If your dog has lost this much weight within the past year or less, it's important that your vet conduct a full physical checkup. Your vet should know about and monitor for:
- Changes in behavior or character
- Signs of stress or excessive whining, pacing, or panting
- Constipation or a distended belly
- Lethargy, confusion, or depression
- Complete loss of appetite
- Dry heaving, vomiting, or diarrhea
Diet for an Older Dog That Is Losing Weight
Remember that older dogs require a diet packed with calories so they won't need to consume as much or as frequently to reach their caloric requirements.
Animals with normally functioning kidneys will need high-quality, easily digestible protein. While a dog's diet should contain moderate fat content, as they transition from early senior to geriatric, you should be adding high-quality fats to the mix to improve protein efficiency and increase calorie content.
Plus, picky eaters may be more inclined to eat high-caloric meals. Dense substances like fiber can be used to alleviate constipation issues for aging dogs and help them feel fuller while they consume fewer calories. That said, geriatric dogs will often need lower amounts of fiber, more easily digestible food, and higher density in calories.
Look for premium dog food and ask your vet how much exercise is appropriate for your dog's specific needs.
If your old dog is losing weight and muscle mass, your vet may run blood tests and a urinalysis to check whether your dog has diabetes. Other symptoms of diabetes include excessive thirst and urination, increased appetite, cloudy eyes, and chronic or recurring urinary infections. If your vet confirms a diabetes diagnosis, treatment will include a specialized diet and insulin shots.
Importance of Routine Pet Care
Understanding your dog's current health status and new or ongoing medical conditions, as well as any changes to their behavior or physicality, will help inform your vet about potential causes for their weight loss or muscle mass decline.

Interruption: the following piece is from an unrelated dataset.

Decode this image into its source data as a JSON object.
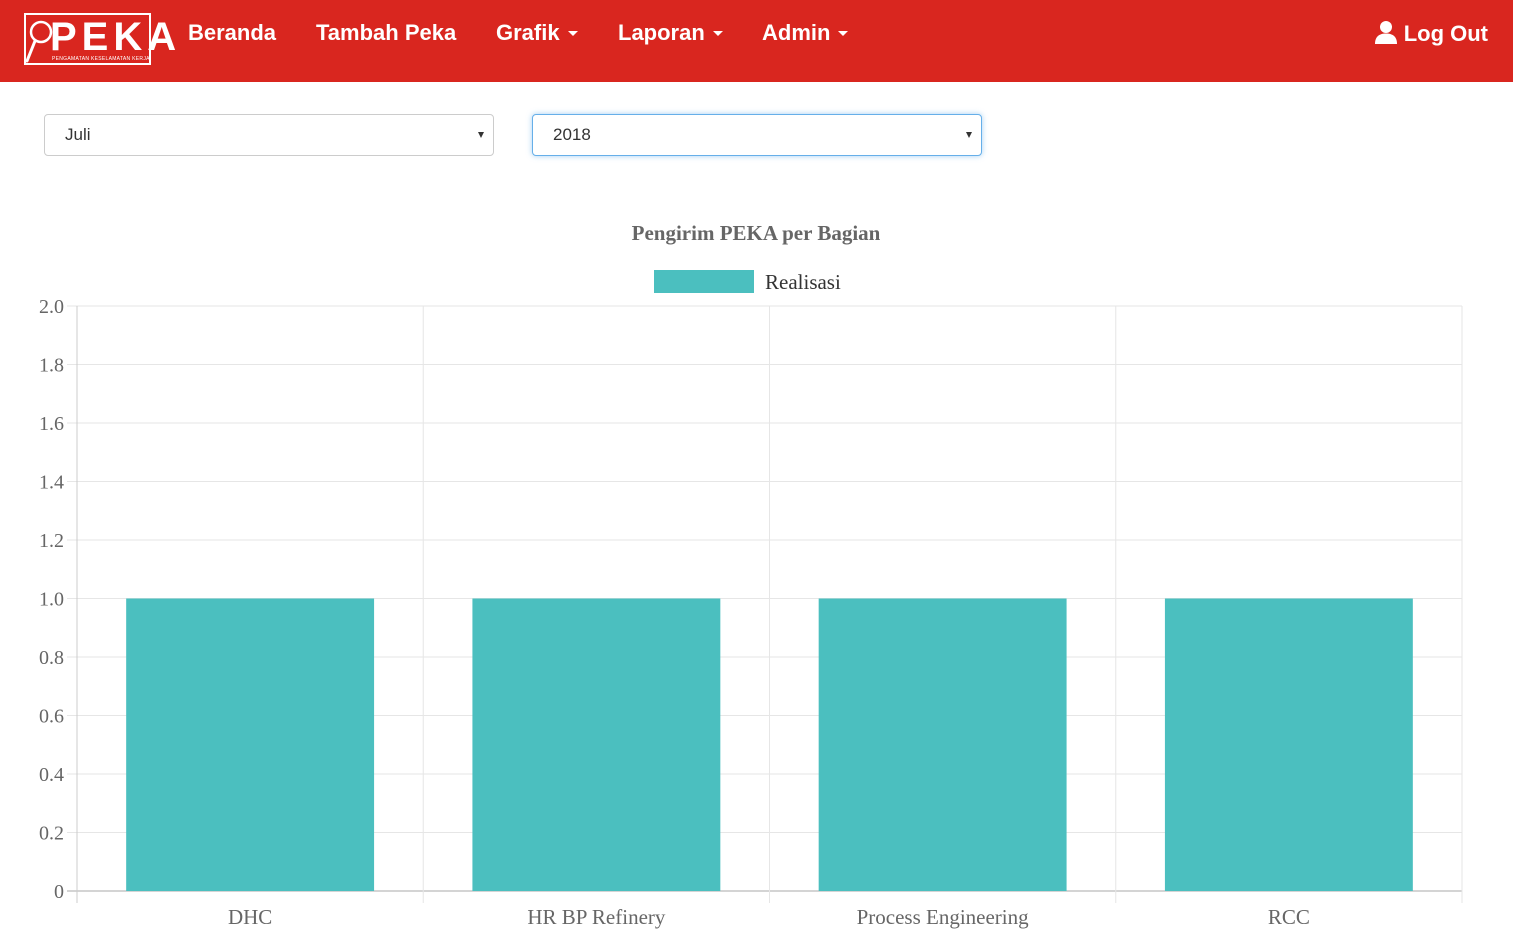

It's beneficial to regularly visit your veterinarian for routine exams so that they can establish benchmarks for your pet's typical health and behavior. This can be helpful when they aren't feeling well or if the status of their health changes as they age.
Your vet can advise you about how often they recommend coming in for a checkup and may recommend increasing the frequency of visits as your dog ages.
Note: The advice provided in this post is intended for informational purposes and does not constitute medical advice regarding pets. For an accurate diagnosis of your pet's condition, please make an appointment with your vet.